[EXERCISE INSTRUCTIONS]
Would you retype the whole listing exactly, leaving its pictures out?

#####

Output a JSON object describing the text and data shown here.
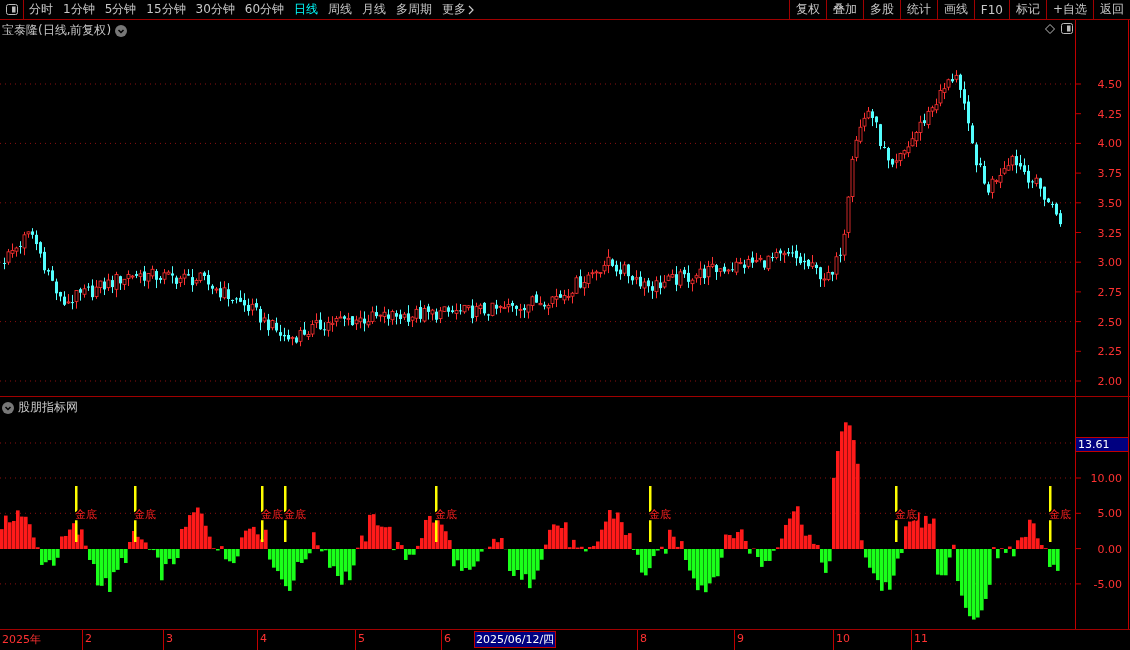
{
  "toolbar": {
    "periods": [
      {
        "label": "分时",
        "selected": false
      },
      {
        "label": "1分钟",
        "selected": false
      },
      {
        "label": "5分钟",
        "selected": false
      },
      {
        "label": "15分钟",
        "selected": false
      },
      {
        "label": "30分钟",
        "selected": false
      },
      {
        "label": "60分钟",
        "selected": false
      },
      {
        "label": "日线",
        "selected": true
      },
      {
        "label": "周线",
        "selected": false
      },
      {
        "label": "月线",
        "selected": false
      },
      {
        "label": "多周期",
        "selected": false
      },
      {
        "label": "更多",
        "selected": false,
        "kind": "menu"
      }
    ],
    "actions": [
      "复权",
      "叠加",
      "多股",
      "统计",
      "画线",
      "F10",
      "标记",
      "+自选",
      "返回"
    ]
  },
  "price_chart": {
    "title": "宝泰隆(日线,前复权)",
    "y_axis": [
      "4.50",
      "4.25",
      "4.00",
      "3.75",
      "3.50",
      "3.25",
      "3.00",
      "2.75",
      "2.50",
      "2.25",
      "2.00"
    ]
  },
  "indicator": {
    "title": "股朋指标网",
    "current_value": "13.61",
    "y_axis": [
      "10.00",
      "5.00",
      "0.00",
      "-5.00"
    ],
    "signals": [
      {
        "label": "金底"
      },
      {
        "label": "金底"
      },
      {
        "label": "金底"
      },
      {
        "label": "金底"
      },
      {
        "label": "金底"
      },
      {
        "label": "金底"
      },
      {
        "label": "金底"
      },
      {
        "label": "金底"
      }
    ]
  },
  "time_axis": [
    {
      "label": "2025年",
      "kind": "month"
    },
    {
      "label": "2",
      "kind": "month"
    },
    {
      "label": "3",
      "kind": "month"
    },
    {
      "label": "4",
      "kind": "month"
    },
    {
      "label": "5",
      "kind": "month"
    },
    {
      "label": "6",
      "kind": "month"
    },
    {
      "label": "2025/06/12/四",
      "kind": "cursor"
    },
    {
      "label": "8",
      "kind": "month"
    },
    {
      "label": "9",
      "kind": "month"
    },
    {
      "label": "10",
      "kind": "month"
    },
    {
      "label": "11",
      "kind": "month"
    }
  ]
}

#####

[EXERCISE RESULT]
Output a JSON object describing the text and data shown here.
{
  "toolbar": {
    "periods": [
      {
        "label": "分时",
        "selected": false
      },
      {
        "label": "1分钟",
        "selected": false
      },
      {
        "label": "5分钟",
        "selected": false
      },
      {
        "label": "15分钟",
        "selected": false
      },
      {
        "label": "30分钟",
        "selected": false
      },
      {
        "label": "60分钟",
        "selected": false
      },
      {
        "label": "日线",
        "selected": true
      },
      {
        "label": "周线",
        "selected": false
      },
      {
        "label": "月线",
        "selected": false
      },
      {
        "label": "多周期",
        "selected": false
      },
      {
        "label": "更多",
        "selected": false,
        "kind": "menu"
      }
    ],
    "actions": [
      "复权",
      "叠加",
      "多股",
      "统计",
      "画线",
      "F10",
      "标记",
      "+自选",
      "返回"
    ]
  },
  "price_chart": {
    "title": "宝泰隆(日线,前复权)",
    "y_axis": [
      "4.50",
      "4.25",
      "4.00",
      "3.75",
      "3.50",
      "3.25",
      "3.00",
      "2.75",
      "2.50",
      "2.25",
      "2.00"
    ]
  },
  "indicator": {
    "title": "股朋指标网",
    "current_value": "13.61",
    "y_axis": [
      "10.00",
      "5.00",
      "0.00",
      "-5.00"
    ],
    "signals": [
      {
        "label": "金底"
      },
      {
        "label": "金底"
      },
      {
        "label": "金底"
      },
      {
        "label": "金底"
      },
      {
        "label": "金底"
      },
      {
        "label": "金底"
      },
      {
        "label": "金底"
      },
      {
        "label": "金底"
      }
    ]
  },
  "time_axis": [
    {
      "label": "2025年",
      "kind": "month"
    },
    {
      "label": "2",
      "kind": "month"
    },
    {
      "label": "3",
      "kind": "month"
    },
    {
      "label": "4",
      "kind": "month"
    },
    {
      "label": "5",
      "kind": "month"
    },
    {
      "label": "6",
      "kind": "month"
    },
    {
      "label": "2025/06/12/四",
      "kind": "cursor"
    },
    {
      "label": "8",
      "kind": "month"
    },
    {
      "label": "9",
      "kind": "month"
    },
    {
      "label": "10",
      "kind": "month"
    },
    {
      "label": "11",
      "kind": "month"
    }
  ]
}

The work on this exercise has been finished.